“The result, and the real issue I feel is really important, is we end up with breaks in continuity in care,” Bell explained. “We also have our own staff feeling undervalued and unappreciated, which leads to low morale and that’s a huge problem.”

From a management point of view, it’s also very difficult to handle agency staff, she added.

Criticism and connection

LeadingAge Maryland President and CEO Allison Ciborowski sat next to Brooks-LaSure and didn’t hold back criticism of the White House’s proposed reforms.

“… The only additional funding called for in the Administration’s nursing home initiative is for more survey resources,” she noted. “Finding more deficiencies and taking money out of nursing homes is not going to get us what we want. If this model worked, and if today’s reimbursement was sufficient, we wouldn’t be experiencing the crisis in access to care.”

“A staffing ratio mandate will not amount to more than words – and more fines for noncompliance – without meaningful changes to increase the supply of qualified workers, for example, in immigration policy,” she added.

Yet Ciborowski also emphasized that she felt the CMS in-person visit was promising.

“Clearly, they are wanting to understand how they can operationalize some of the things President Biden has announced, and they really want to do that well, so I was encouraged and heartened,” she said.

In addition to providing more information about where staffing agency pricing caps are in play, she said CMS also wants to know more about potentially positive effects of the three-day stay waiver.

“They seemed certainly open to discussing it and seeing more data and where it’s been useful and what that data looks like,” she noted.

She said busy note-taking by the CMS visitors was a good sign.

“I hope it kind of lifted the veil and closed the gap between the perspective they might have of nursing homes from a national perspective to the reality on the ground and getting to see some of the incredible work that happens,” she explained. 

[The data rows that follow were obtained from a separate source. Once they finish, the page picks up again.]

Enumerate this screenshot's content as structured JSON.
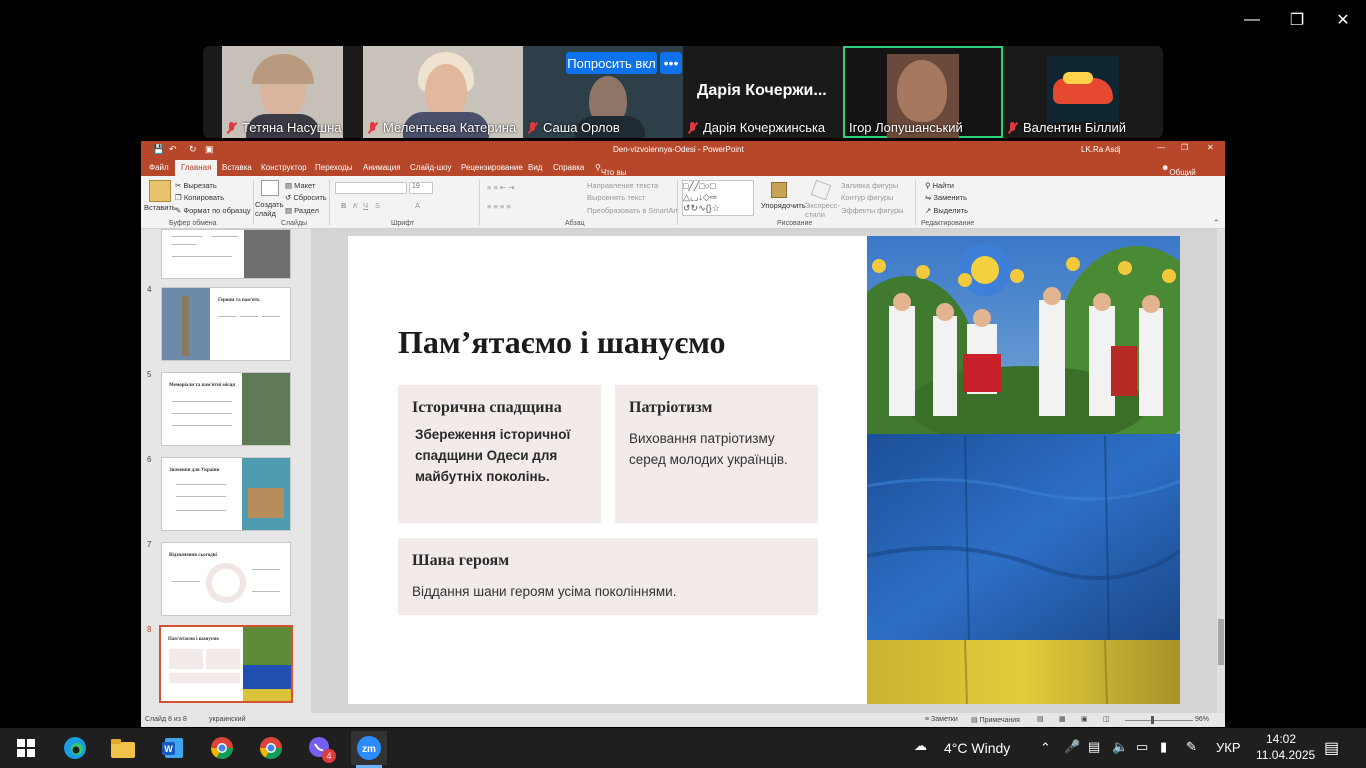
{
  "zoom": {
    "ask_label": "Попросить вкл",
    "more_label": "•••",
    "participants": [
      {
        "name": "Тетяна Насушна",
        "muted": true
      },
      {
        "name": "Мелентьєва Катерина",
        "muted": true
      },
      {
        "name": "Саша Орлов",
        "muted": true
      },
      {
        "name": "Дарія Кочержинська",
        "muted": true,
        "display": "Дарія Кочержи..."
      },
      {
        "name": "Ігор Лопушанський",
        "muted": false,
        "speaking": true
      },
      {
        "name": "Валентин Біллий",
        "muted": true
      }
    ],
    "active_color": "#2ed179"
  },
  "ppt": {
    "title_bar": "Den-vizvolennya-Odesi  -  PowerPoint",
    "user": "LK.Ra Asdj",
    "tabs": [
      "Файл",
      "Главная",
      "Вставка",
      "Конструктор",
      "Переходы",
      "Анимация",
      "Слайд-шоу",
      "Рецензирование",
      "Вид",
      "Справка",
      "Что вы хотите сделать?"
    ],
    "share": "Общий доступ",
    "ribbon": {
      "paste": "Вставить",
      "cut": "Вырезать",
      "copy": "Копировать",
      "format": "Формат по образцу",
      "clipboard": "Буфер обмена",
      "new_slide": "Создать слайд",
      "layout": "Макет",
      "reset": "Сбросить",
      "section": "Раздел",
      "slides": "Слайды",
      "font_size": "19",
      "font": "Шрифт",
      "text_dir": "Направление текста",
      "align_text": "Выровнять текст",
      "smartart": "Преобразовать в SmartArt",
      "paragraph": "Абзац",
      "arrange": "Упорядочить",
      "express": "Экспресс-стили",
      "fill": "Заливка фигуры",
      "outline": "Контур фигуры",
      "effects": "Эффекты фигуры",
      "drawing": "Рисование",
      "find": "Найти",
      "replace": "Заменить",
      "select": "Выделить",
      "editing": "Редактирование"
    },
    "thumbnails": [
      {
        "num": "4",
        "title": "Героям та пам'ять"
      },
      {
        "num": "5",
        "title": "Меморіали та пам'ятні місця"
      },
      {
        "num": "6",
        "title": "Значення для України"
      },
      {
        "num": "7",
        "title": "Відзначення сьогодні"
      },
      {
        "num": "8",
        "title": "Пам'ятаємо і шануємо"
      }
    ],
    "slide": {
      "title": "Пам’ятаємо і шануємо",
      "cards": [
        {
          "heading": "Історична спадщина",
          "text": "Збереження історичної спадщини Одеси для майбутніх поколінь."
        },
        {
          "heading": "Патріотизм",
          "text": "Виховання патріотизму серед молодих українців."
        },
        {
          "heading": "Шана героям",
          "text": "Віддання шани героям усіма поколіннями."
        }
      ]
    },
    "status": {
      "slide_of": "Слайд 8 из 8",
      "language": "украинский",
      "notes": "Заметки",
      "comments": "Примечания",
      "zoom": "96%"
    }
  },
  "taskbar": {
    "weather": "4°C  Windy",
    "language": "УКР",
    "time": "14:02",
    "date": "11.04.2025",
    "viber_badge": "4"
  }
}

“There maybe were not huge ‘light bulb’ moments, but there were things our provider members were saying that really resonated with CMS staff, and maybe things were put in a way they hadn’t thought of before.”